Four lengthy and diversely drawn tracks make up the songbook and each appears custom arranged for maximum blowing potential. Griffin steals the spotlight on the opening Eldridge original “Bees Bloos” following the leader with a solo that is at once rough-hewn, and highly flammable through its alacrity and speed. Eldridge eases into the more stately “Lover Man” muted and a shade tentative, but the blues oozes through, coating the supporting efforts of his partners in a cerulean satin sheen. Pass’s gossamer chords float in the sonic space around Griffin’s more incessant thematic variations and Bellson’s brushes further advance the relaxed mood. The guitarist’s later solo proves conclusively why the signifier of ‘virtuoso’ was so often attached to his name and the same can easily be said for Pedersen’s turn, where the bassist make four strings sing with choir-size depth and resonance. Despite its temporal breadth the tune rolls out smooth as silk and each minute seems packed with the right measure of invention and interplay. Monk’s somewhat obscure “Hackensack” offers an unusual closer considering Eldridge’s credentials, but Griffin’s presence in the quintet serves as an arguable explanation. Also surprising is the guest appearance of Milt Jackson who contributes a minimalist piano solo on the track for added color.
This disc ranks as a minor entry in Eldridge’s extensive folio to be sure. But as a snapshot of the Little Jazz, as he was affectionately know, in his later years, still reveling in the myriad improvisatory possibilities of a music he helped create and shape, its time well spent and comes easily recommended.
Pablo discs are available through the Fantasy label: http://www.fantasyjazz.com
Track Listing: Bee’s Bloos (9:51)*/ Lover Man (Oh, Where Can You Be?) (16:36)*/ Undecided (11:33)/ Hackensack (15:10)*.
Personnel: Roy Eldridge- trumpet; Johnny Griffin- tenor saxophone; Ray Bryant- piano; Joe Pass- guitar*; Neils-Henning
I love jazz because I enjoy the freedom.
I was first exposed to jazz when I was 17.
I met Cedar Walton at a concert in San Paulo.

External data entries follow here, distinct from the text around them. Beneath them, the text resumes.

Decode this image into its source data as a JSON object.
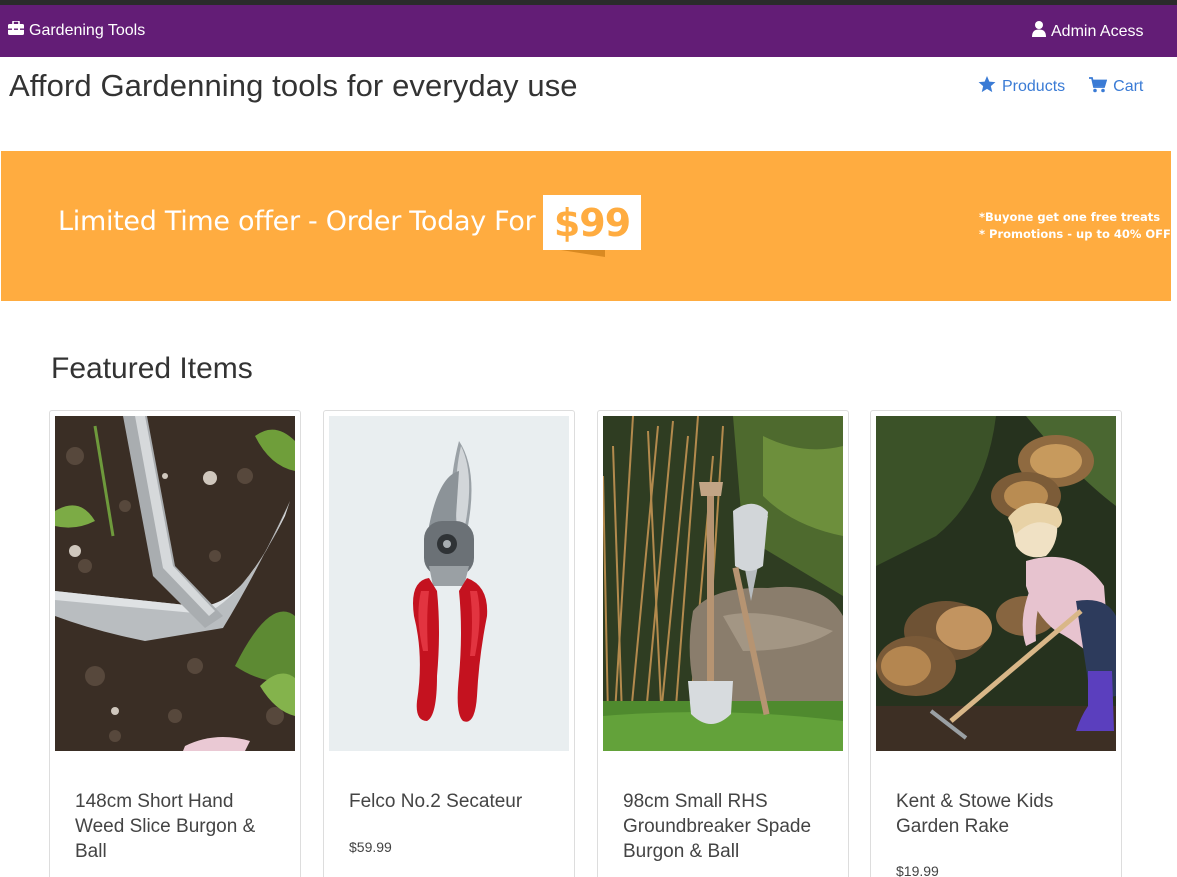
{
  "navbar": {
    "brand": "Gardening Tools",
    "brand_icon": "toolbox-icon",
    "admin": "Admin Acess",
    "admin_icon": "user-icon",
    "background": "#631d76"
  },
  "header": {
    "title": "Afford Gardenning tools for everyday use",
    "links": [
      {
        "label": "Products",
        "icon": "star-icon"
      },
      {
        "label": "Cart",
        "icon": "cart-icon"
      }
    ],
    "link_color": "#3a7bd5"
  },
  "banner": {
    "offer": "Limited Time offer - Order Today For",
    "price": "$99",
    "promos": [
      "*Buyone get one free treats",
      "* Promotions - up to 40% OFF"
    ],
    "background": "#ffac40"
  },
  "featured": {
    "title": "Featured Items",
    "items": [
      {
        "name": "148cm Short Hand Weed Slice Burgon & Ball",
        "price": "",
        "image": "weed-slice-photo"
      },
      {
        "name": "Felco No.2 Secateur",
        "price": "$59.99",
        "image": "secateur-photo"
      },
      {
        "name": "98cm Small RHS Groundbreaker Spade Burgon & Ball",
        "price": "",
        "image": "spade-photo"
      },
      {
        "name": "Kent & Stowe Kids Garden Rake",
        "price": "$19.99",
        "image": "kids-rake-photo"
      }
    ]
  }
}
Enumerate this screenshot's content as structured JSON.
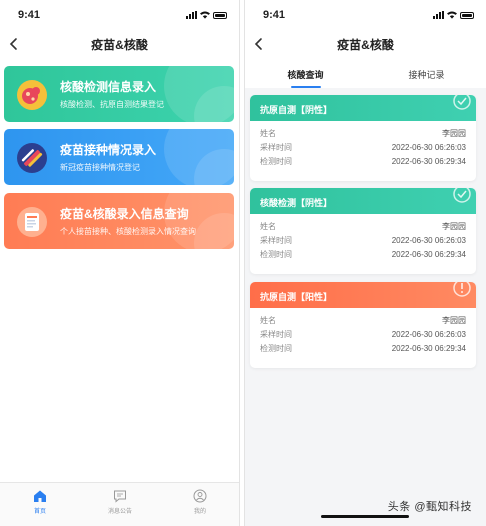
{
  "left": {
    "status_time": "9:41",
    "title": "疫苗&核酸",
    "cards": [
      {
        "title": "核酸检测信息录入",
        "subtitle": "核酸检测、抗原自测结果登记",
        "color": "#2fc69a",
        "icon": "virus-icon"
      },
      {
        "title": "疫苗接种情况录入",
        "subtitle": "新冠疫苗接种情况登记",
        "color": "#2e95ef",
        "icon": "syringe-icon"
      },
      {
        "title": "疫苗&核酸录入信息查询",
        "subtitle": "个人接苗接种、核酸检测录入情况查询",
        "color": "#ff7c54",
        "icon": "document-icon"
      }
    ],
    "tabbar": [
      {
        "label": "首页",
        "icon": "home-icon",
        "active": true
      },
      {
        "label": "消息公告",
        "icon": "message-icon",
        "active": false
      },
      {
        "label": "我的",
        "icon": "profile-icon",
        "active": false
      }
    ]
  },
  "right": {
    "status_time": "9:41",
    "title": "疫苗&核酸",
    "tabs": [
      "核酸查询",
      "接种记录"
    ],
    "active_tab": "核酸查询",
    "records": [
      {
        "title": "抗原自测【阴性】",
        "status": "negative",
        "name_label": "姓名",
        "name": "李园园",
        "sample_label": "采样时间",
        "sample_time": "2022-06-30 06:26:03",
        "test_label": "检测时间",
        "test_time": "2022-06-30 06:29:34"
      },
      {
        "title": "核酸检测【阴性】",
        "status": "negative",
        "name_label": "姓名",
        "name": "李园园",
        "sample_label": "采样时间",
        "sample_time": "2022-06-30 06:26:03",
        "test_label": "检测时间",
        "test_time": "2022-06-30 06:29:34"
      },
      {
        "title": "抗原自测【阳性】",
        "status": "positive",
        "name_label": "姓名",
        "name": "李园园",
        "sample_label": "采样时间",
        "sample_time": "2022-06-30 06:26:03",
        "test_label": "检测时间",
        "test_time": "2022-06-30 06:29:34"
      }
    ]
  },
  "watermark": "头条 @甄知科技",
  "colors": {
    "green": "#30c29d",
    "blue": "#2e95ef",
    "orange": "#ff7c54",
    "accent": "#2a7ff0"
  }
}
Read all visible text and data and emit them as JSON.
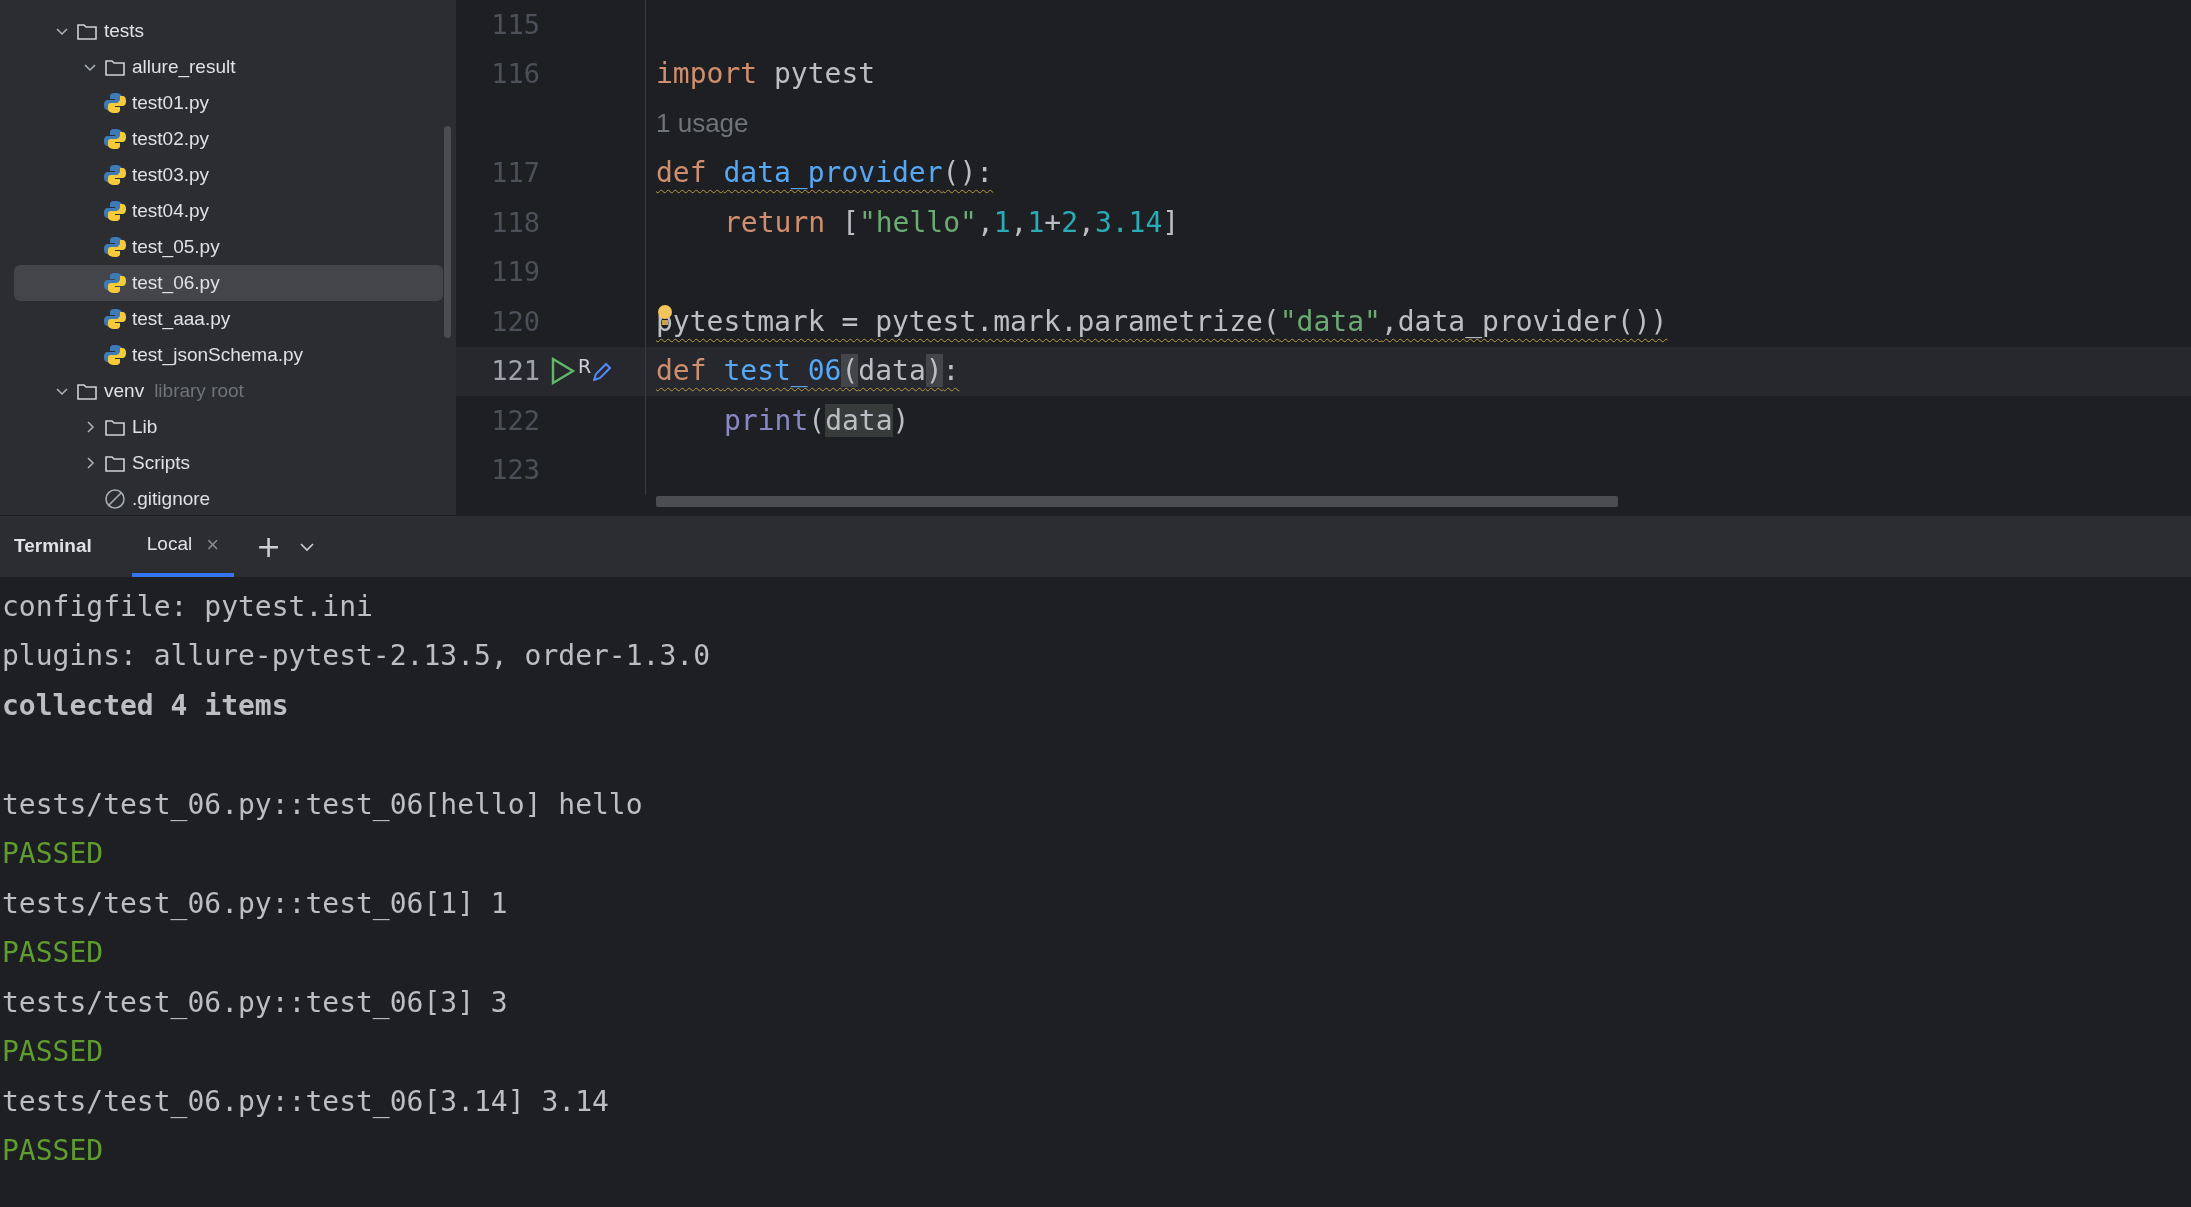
{
  "project_tree": [
    {
      "label": "tests",
      "kind": "folder",
      "expanded": true,
      "children": [
        {
          "label": "allure_result",
          "kind": "folder",
          "expanded": true
        },
        {
          "label": "test01.py",
          "kind": "python",
          "selected": false
        },
        {
          "label": "test02.py",
          "kind": "python",
          "selected": false
        },
        {
          "label": "test03.py",
          "kind": "python",
          "selected": false
        },
        {
          "label": "test04.py",
          "kind": "python",
          "selected": false
        },
        {
          "label": "test_05.py",
          "kind": "python",
          "selected": false
        },
        {
          "label": "test_06.py",
          "kind": "python",
          "selected": true
        },
        {
          "label": "test_aaa.py",
          "kind": "python",
          "selected": false
        },
        {
          "label": "test_jsonSchema.py",
          "kind": "python",
          "selected": false
        }
      ]
    },
    {
      "label": "venv",
      "hint": "library root",
      "kind": "folder",
      "expanded": true,
      "children": [
        {
          "label": "Lib",
          "kind": "folder",
          "expanded": false
        },
        {
          "label": "Scripts",
          "kind": "folder",
          "expanded": false
        },
        {
          "label": ".gitignore",
          "kind": "ignored",
          "selected": false
        }
      ]
    }
  ],
  "editor": {
    "lines": [
      {
        "number": "115"
      },
      {
        "number": "116",
        "tokens": [
          {
            "text": "import",
            "kind": "keyword"
          },
          {
            "text": " pytest",
            "kind": "plain"
          }
        ]
      },
      {
        "kind": "hint",
        "text": "1 usage"
      },
      {
        "number": "117",
        "warning": true,
        "tokens": [
          {
            "text": "def ",
            "kind": "keyword"
          },
          {
            "text": "data_provider",
            "kind": "function"
          },
          {
            "text": "():",
            "kind": "plain"
          }
        ]
      },
      {
        "number": "118",
        "indent": true,
        "tokens": [
          {
            "text": "return",
            "kind": "keyword"
          },
          {
            "text": " [",
            "kind": "plain"
          },
          {
            "text": "\"hello\"",
            "kind": "string"
          },
          {
            "text": ",",
            "kind": "plain"
          },
          {
            "text": "1",
            "kind": "number"
          },
          {
            "text": ",",
            "kind": "plain"
          },
          {
            "text": "1",
            "kind": "number"
          },
          {
            "text": "+",
            "kind": "plain"
          },
          {
            "text": "2",
            "kind": "number"
          },
          {
            "text": ",",
            "kind": "plain"
          },
          {
            "text": "3.14",
            "kind": "number"
          },
          {
            "text": "]",
            "kind": "plain"
          }
        ]
      },
      {
        "number": "119"
      },
      {
        "number": "120",
        "warning": true,
        "bulb": true,
        "tokens": [
          {
            "text": "pytestmark = pytest.mark.parametrize(",
            "kind": "plain"
          },
          {
            "text": "\"data\"",
            "kind": "string"
          },
          {
            "text": ",data_provider())",
            "kind": "plain"
          }
        ]
      },
      {
        "number": "121",
        "warning": true,
        "current": true,
        "run": true,
        "gutter_label": "R",
        "tokens": [
          {
            "text": "def ",
            "kind": "keyword"
          },
          {
            "text": "test_06",
            "kind": "function"
          },
          {
            "text": "(",
            "kind": "match"
          },
          {
            "text": "data",
            "kind": "plain"
          },
          {
            "text": ")",
            "kind": "match"
          },
          {
            "text": ":",
            "kind": "plain"
          }
        ]
      },
      {
        "number": "122",
        "indent": true,
        "tokens": [
          {
            "text": "print",
            "kind": "builtin"
          },
          {
            "text": "(",
            "kind": "plain"
          },
          {
            "text": "data",
            "kind": "usage"
          },
          {
            "text": ")",
            "kind": "plain"
          }
        ]
      },
      {
        "number": "123"
      }
    ]
  },
  "terminal": {
    "title": "Terminal",
    "tabs": [
      {
        "label": "Local",
        "selected": true,
        "close": "×"
      }
    ],
    "add": "+",
    "output": [
      {
        "text": "configfile: pytest.ini",
        "kind": "plain"
      },
      {
        "text": "plugins: allure-pytest-2.13.5, order-1.3.0",
        "kind": "plain"
      },
      {
        "text": "collected 4 items",
        "kind": "bold"
      },
      {
        "kind": "blank"
      },
      {
        "text": "tests/test_06.py::test_06[hello] hello",
        "kind": "plain"
      },
      {
        "text": "PASSED",
        "kind": "passed"
      },
      {
        "text": "tests/test_06.py::test_06[1] 1",
        "kind": "plain"
      },
      {
        "text": "PASSED",
        "kind": "passed"
      },
      {
        "text": "tests/test_06.py::test_06[3] 3",
        "kind": "plain"
      },
      {
        "text": "PASSED",
        "kind": "passed"
      },
      {
        "text": "tests/test_06.py::test_06[3.14] 3.14",
        "kind": "plain"
      },
      {
        "text": "PASSED",
        "kind": "passed"
      }
    ]
  }
}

The best show I ever attended was Helio Jambao trio.
The first jazz record I bought was Witchcraft by George Benson.
My advice to new listeners is listen to the old school first.